Haight Street between Stanyan and Shrader
This is the start of the six-block stretch of Haight Street that is the commercial heart of the Haight Ashbury area.
Amoeba Music on Haight between Stanyan and Shrader
On your right, you'll see Amoeba Music, a large independent store stocking CDs, vinyl, and movies. Phone: 415-831-1200. Website: www.amoeba.com/.
La Rosa Vintage, on Haight Street
Several vintage clothing shops are on Haight Street, including La Rosa.
Haight Street near Belvedere Street
Continue on Haight Street and cross to either side for any shops that call your attention.
Haight Street betwen Masonic and Ashbury Street
This corner today features a poster shop and a Ben and Jerry's Ice Cream store.
Haight Street betwen Masonic and Ashbury Street
Buena Vista Park marks the end of the Haight Ashbury (Upper Haight) area. From this point you can go back the other way on Haight Street.
33-Stanyan bus on Haight Street
When you're ready to move on to Clement Street, catch the Stanyan-33 Bus (on Haight, at Clayton, Cole, or Stanyan) going in the direction back towards the park.
Bus stop on Arguello Street at Euclid Avenue
The 33-Stanyan bus stops at Euclid Avenue at Arguello Street. Exit here and cross to the other side of Arguello.
The beginning of Clement Street at Arguello Boulevard
Just south of the bus stop at Euclid Avenue, Clement Street begins. Proceed west on Clement Street.
Chapeau! French Restaurant on Clement Street between 2nd and 3rd Avenue
This is French cuisine, and a charming neighborhood favorite. Reservations may be necessary if it's the weekend or prime dinner time.
Chapeau! is at 126 Clement Street between 2nd and 3rd Avenues. Phone: 415-750-9787. Website: www.chapeausf.com.
Clement Street at 4th Avenue in the Inner Richmond
Continue on Clement Street toward 4th Avenue.
Burma SuperStar, on Clement Street at 4th Avenue
Notoriously popular, you get into Burma Superstar by signing your name to the list inside, and waiting. No one else serves Burmese dishes quite like this place.
Green Apple Books on Clement Street at 6th Avenue
Independent bookseller offering both new and used books (and music and movies, at a second store two doors down), knowledgable staff and great recommendations.
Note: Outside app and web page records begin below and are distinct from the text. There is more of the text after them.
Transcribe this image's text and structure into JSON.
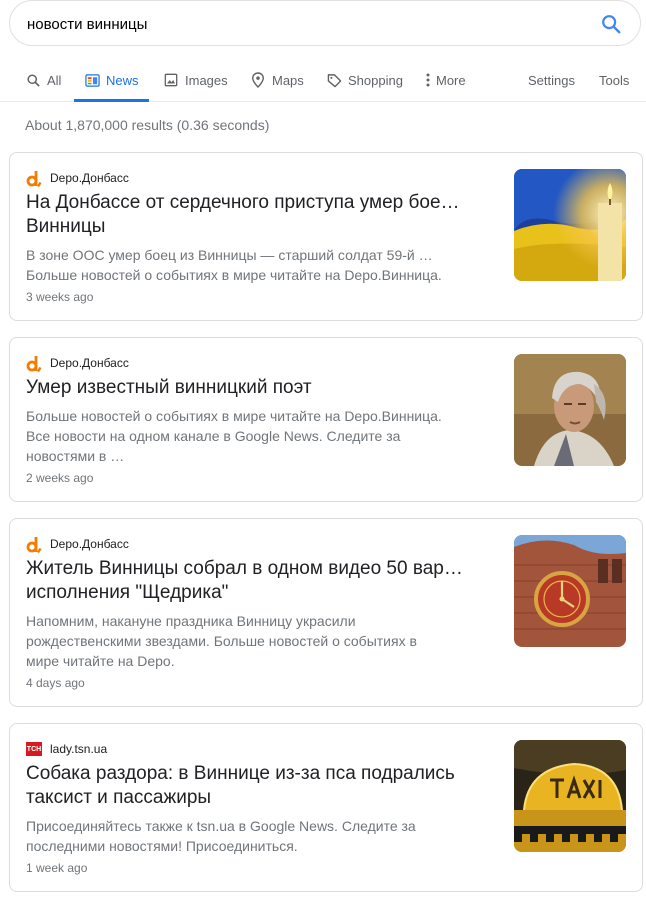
{
  "search": {
    "query": "новости винницы"
  },
  "tabs": [
    {
      "label": "All",
      "icon": "search-icon"
    },
    {
      "label": "News",
      "icon": "news-icon"
    },
    {
      "label": "Images",
      "icon": "image-icon"
    },
    {
      "label": "Maps",
      "icon": "map-pin-icon"
    },
    {
      "label": "Shopping",
      "icon": "tag-icon"
    },
    {
      "label": "More",
      "icon": "more-vert-icon"
    },
    {
      "label": "Settings"
    },
    {
      "label": "Tools"
    }
  ],
  "results_stats": "About 1,870,000 results (0.36 seconds)",
  "colors": {
    "accent": "#1a73e8",
    "depo": "#f57c00",
    "tsn": "#d71921"
  },
  "articles": [
    {
      "source": "Depo.Донбасс",
      "title_lines": [
        "На Донбассе от сердечного приступа умер бое…",
        "Винницы"
      ],
      "snippet_lines": [
        "В зоне ООС умер боец из Винницы — старший солдат 59-й …",
        "Больше новостей о событиях в мире читайте на Depo.Винница."
      ],
      "time": "3 weeks ago",
      "thumb": "flag-candle-image"
    },
    {
      "source": "Depo.Донбасс",
      "title_lines": [
        "Умер известный винницкий поэт"
      ],
      "snippet_lines": [
        "Больше новостей о событиях в мире читайте на Depo.Винница.",
        "Все новости на одном канале в Google News. Следите за",
        "новостями в …"
      ],
      "time": "2 weeks ago",
      "thumb": "poet-portrait-image"
    },
    {
      "source": "Depo.Донбасс",
      "title_lines": [
        "Житель Винницы собрал в одном видео 50 вар…",
        "исполнения \"Щедрика\""
      ],
      "snippet_lines": [
        "Напомним, накануне праздника Винницу украсили",
        "рождественскими звездами. Больше новостей о событиях в",
        "мире читайте на Depo."
      ],
      "time": "4 days ago",
      "thumb": "clock-tower-image"
    },
    {
      "source": "lady.tsn.ua",
      "title_lines": [
        "Собака раздора: в Виннице из-за пса подрались",
        "таксист и пассажиры"
      ],
      "snippet_lines": [
        "Присоединяйтесь также к tsn.ua в Google News. Следите за",
        "последними новостями! Присоединиться."
      ],
      "time": "1 week ago",
      "thumb": "taxi-sign-image",
      "logo_text": "ТСН"
    }
  ]
}
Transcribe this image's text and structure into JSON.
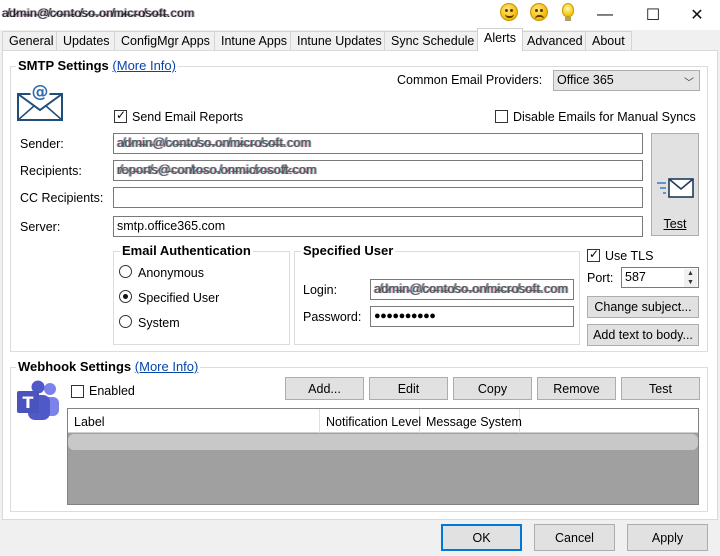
{
  "window": {
    "title": "a̸d̷m̶i̵n̴@̸c̷o̶n̵t̴o̸s̷o̶.̵o̴n̸m̷i̶c̵r̴o̸s̷o̶f̵t̴.com",
    "icons": [
      "smile-emoji-icon",
      "sad-emoji-icon",
      "lightbulb-icon"
    ],
    "controls": {
      "minimize": "—",
      "maximize": "☐",
      "close": "✕"
    }
  },
  "tabs": [
    {
      "label": "General"
    },
    {
      "label": "Updates"
    },
    {
      "label": "ConfigMgr Apps"
    },
    {
      "label": "Intune Apps"
    },
    {
      "label": "Intune Updates"
    },
    {
      "label": "Sync Schedule"
    },
    {
      "label": "Alerts",
      "active": true
    },
    {
      "label": "Advanced"
    },
    {
      "label": "About"
    }
  ],
  "smtp": {
    "title": "SMTP Settings",
    "more_info": "(More Info)",
    "providers_label": "Common Email Providers:",
    "provider_value": "Office 365",
    "send_reports": "Send Email Reports",
    "send_reports_checked": true,
    "disable_manual": "Disable Emails for Manual Syncs",
    "disable_manual_checked": false,
    "sender_label": "Sender:",
    "sender_value": "a̸d̷m̶i̵n̴@̸c̷o̶n̵t̴o̸s̷o̶.̵o̴n̸m̷i̶c̵r̴o̸s̷o̶f̵t̴.com",
    "recipients_label": "Recipients:",
    "recipients_value": "r̸e̷p̶o̵r̴t̸s̷@̶c̵o̴n̸t̷o̶s̵o̴.̸o̷n̶m̵i̴c̸r̷o̶s̵o̴f̸t̷.̶c̵o̴m",
    "cc_label": "CC Recipients:",
    "cc_value": "",
    "server_label": "Server:",
    "server_value": "smtp.office365.com",
    "test_button": "Test"
  },
  "auth": {
    "title": "Email Authentication",
    "options": [
      {
        "label": "Anonymous",
        "selected": false
      },
      {
        "label": "Specified User",
        "selected": true
      },
      {
        "label": "System",
        "selected": false
      }
    ]
  },
  "user": {
    "title": "Specified User",
    "login_label": "Login:",
    "login_value": "a̸d̷m̶i̵n̴@̸c̷o̶n̵t̴o̸s̷o̶.̵o̴n̸m̷i̶c̵r̴o̸s̷o̶f̵t̴.com",
    "password_label": "Password:",
    "password_value": "●●●●●●●●●●"
  },
  "tls": {
    "label": "Use TLS",
    "checked": true,
    "port_label": "Port:",
    "port_value": "587",
    "change_subject": "Change subject...",
    "add_text_body": "Add text to body..."
  },
  "webhook": {
    "title": "Webhook Settings",
    "more_info": "(More Info)",
    "enabled_label": "Enabled",
    "enabled_checked": false,
    "buttons": {
      "add": "Add...",
      "edit": "Edit",
      "copy": "Copy",
      "remove": "Remove",
      "test": "Test"
    },
    "columns": [
      "Label",
      "Notification Level",
      "Message System"
    ]
  },
  "footer": {
    "ok": "OK",
    "cancel": "Cancel",
    "apply": "Apply"
  },
  "colors": {
    "link": "#0645ad",
    "accent": "#0078d7",
    "teams": "#5059c9",
    "email_icon": "#2b6cb0"
  }
}
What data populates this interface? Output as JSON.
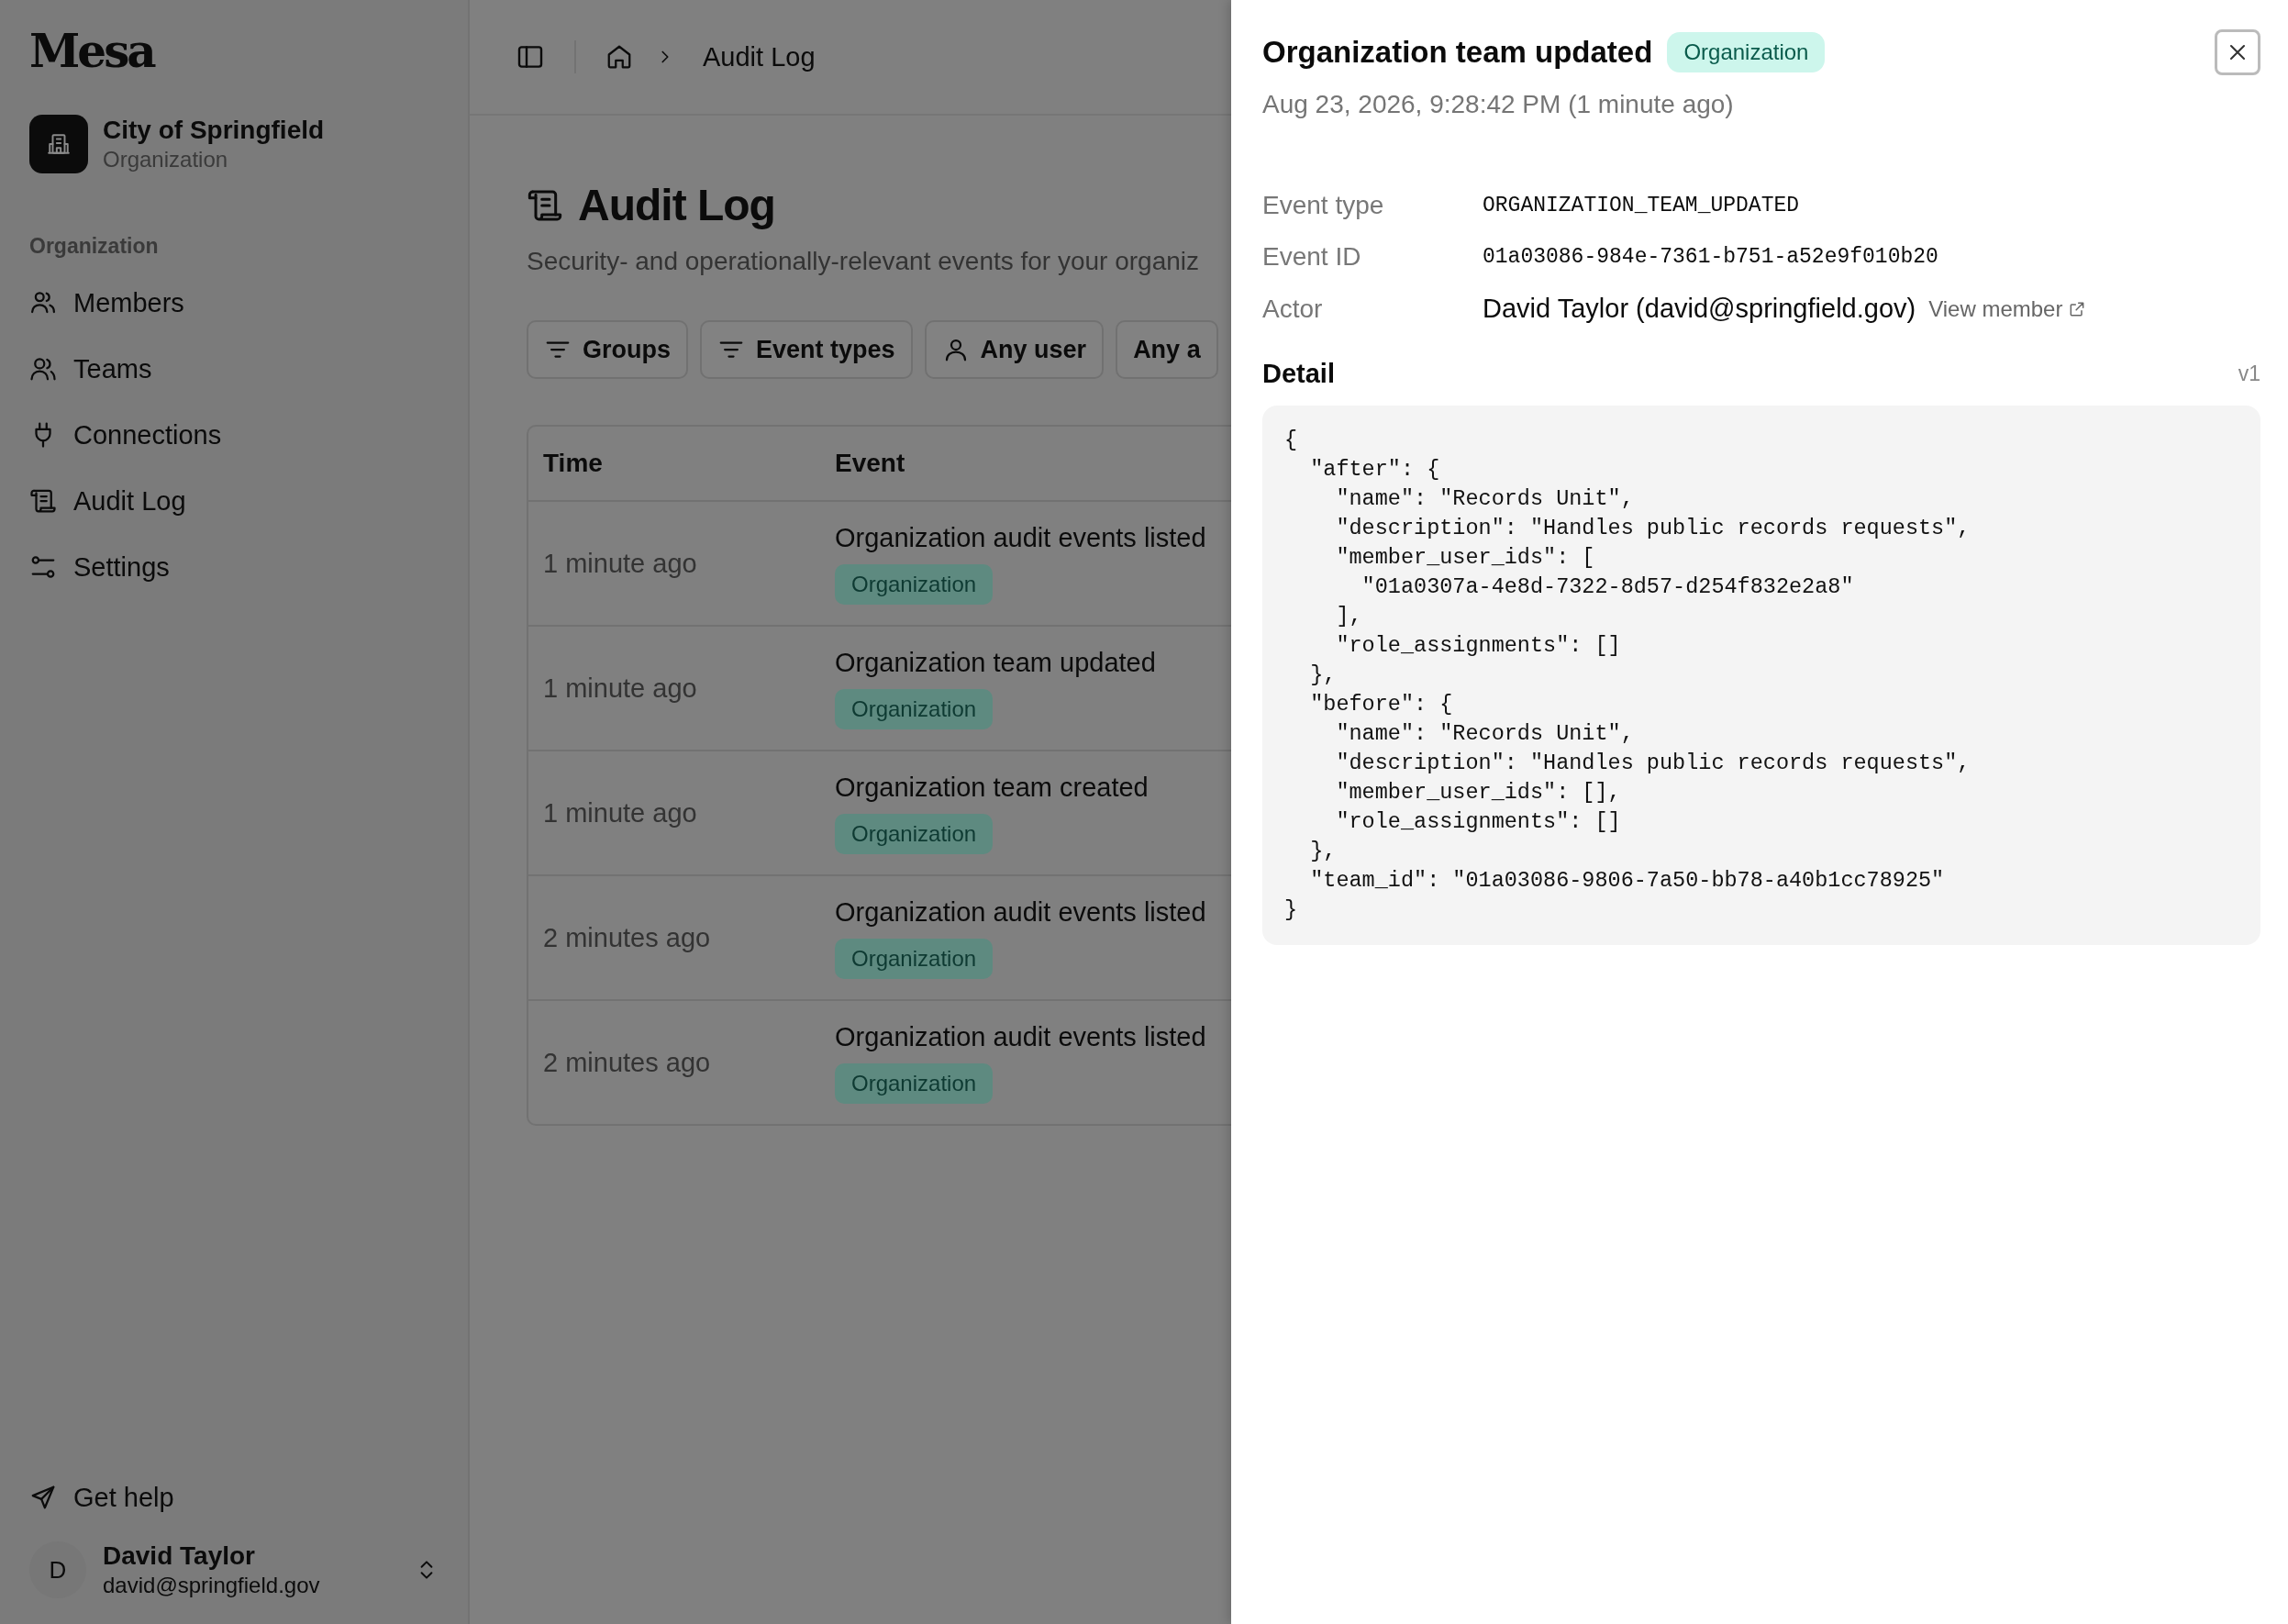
{
  "sidebar": {
    "logo": "Mesa",
    "org": {
      "name": "City of Springfield",
      "type": "Organization"
    },
    "section_label": "Organization",
    "items": [
      {
        "label": "Members"
      },
      {
        "label": "Teams"
      },
      {
        "label": "Connections"
      },
      {
        "label": "Audit Log"
      },
      {
        "label": "Settings"
      }
    ],
    "help": "Get help",
    "user": {
      "initial": "D",
      "name": "David Taylor",
      "email": "david@springfield.gov"
    }
  },
  "breadcrumb": {
    "current": "Audit Log"
  },
  "page": {
    "title": "Audit Log",
    "subtitle": "Security- and operationally-relevant events for your organiz",
    "filters": [
      {
        "label": "Groups"
      },
      {
        "label": "Event types"
      },
      {
        "label": "Any user"
      },
      {
        "label": "Any a"
      }
    ]
  },
  "table": {
    "columns": [
      "Time",
      "Event"
    ],
    "rows": [
      {
        "time": "1 minute ago",
        "event": "Organization audit events listed",
        "tag": "Organization"
      },
      {
        "time": "1 minute ago",
        "event": "Organization team updated",
        "tag": "Organization"
      },
      {
        "time": "1 minute ago",
        "event": "Organization team created",
        "tag": "Organization"
      },
      {
        "time": "2 minutes ago",
        "event": "Organization audit events listed",
        "tag": "Organization"
      },
      {
        "time": "2 minutes ago",
        "event": "Organization audit events listed",
        "tag": "Organization"
      }
    ]
  },
  "drawer": {
    "title": "Organization team updated",
    "tag": "Organization",
    "timestamp": "Aug 23, 2026, 9:28:42 PM (1 minute ago)",
    "fields": [
      {
        "label": "Event type",
        "value": "ORGANIZATION_TEAM_UPDATED",
        "kind": "code"
      },
      {
        "label": "Event ID",
        "value": "01a03086-984e-7361-b751-a52e9f010b20",
        "kind": "code"
      },
      {
        "label": "Actor",
        "value": "David Taylor (david@springfield.gov)",
        "link": "View member",
        "kind": "text"
      }
    ],
    "detail_label": "Detail",
    "version": "v1",
    "detail": "{\n  \"after\": {\n    \"name\": \"Records Unit\",\n    \"description\": \"Handles public records requests\",\n    \"member_user_ids\": [\n      \"01a0307a-4e8d-7322-8d57-d254f832e2a8\"\n    ],\n    \"role_assignments\": []\n  },\n  \"before\": {\n    \"name\": \"Records Unit\",\n    \"description\": \"Handles public records requests\",\n    \"member_user_ids\": [],\n    \"role_assignments\": []\n  },\n  \"team_id\": \"01a03086-9806-7a50-bb78-a40b1cc78925\"\n}"
  }
}
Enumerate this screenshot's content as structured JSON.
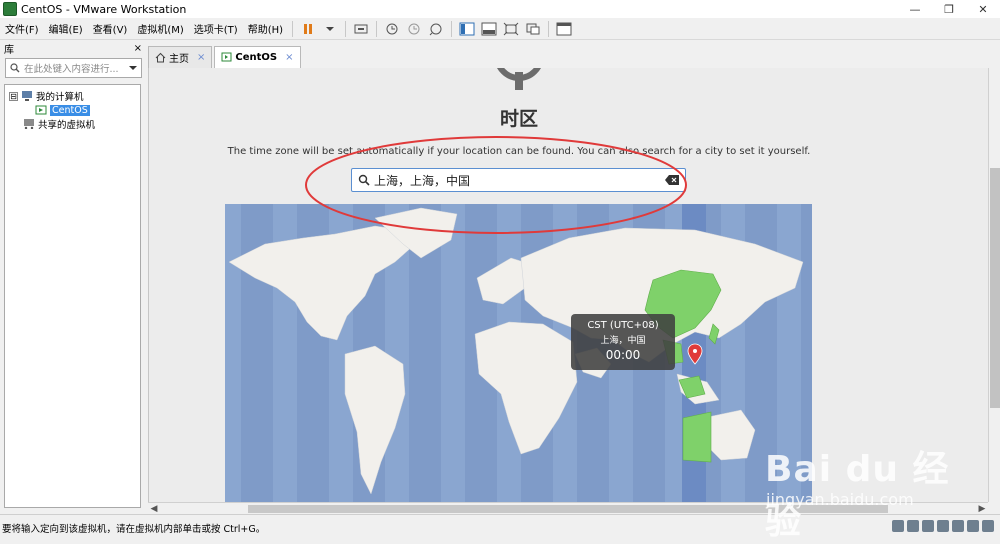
{
  "window": {
    "title": "CentOS - VMware Workstation",
    "min": "—",
    "restore": "❐",
    "close": "✕"
  },
  "menu": [
    "文件(F)",
    "编辑(E)",
    "查看(V)",
    "虚拟机(M)",
    "选项卡(T)",
    "帮助(H)"
  ],
  "library": {
    "title": "库",
    "close": "×",
    "search_placeholder": "在此处键入内容进行...",
    "tree": {
      "my_computer": "我的计算机",
      "vm": "CentOS",
      "shared": "共享的虚拟机",
      "toggle": "⊟"
    }
  },
  "tabs": [
    {
      "label": "主页",
      "close": "×"
    },
    {
      "label": "CentOS",
      "close": "×"
    }
  ],
  "installer": {
    "title": "时区",
    "description": "The time zone will be set automatically if your location can be found. You can also search for a city to set it yourself.",
    "search_value": "上海，上海，中国"
  },
  "tooltip": {
    "zone": "CST (UTC+08)",
    "city": "上海，中国",
    "time": "00:00"
  },
  "statusbar": {
    "message": "要将输入定向到该虚拟机，请在虚拟机内部单击或按 Ctrl+G。"
  },
  "watermark": {
    "brand": "Bai du 经验",
    "url": "jingyan.baidu.com"
  },
  "colors": {
    "map_ocean": "#7f9bc8",
    "land": "#f2f0ec",
    "selected_zone": "#7fd16a",
    "annotation": "#e03a3a",
    "accent": "#3a8ee6"
  }
}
The 2-Clement bus, on Clement Street
From Clement Street, you can catch the 2-Clement bus (at any of the even-numbered avenue intersections) to return to the Union Square area via Post Street.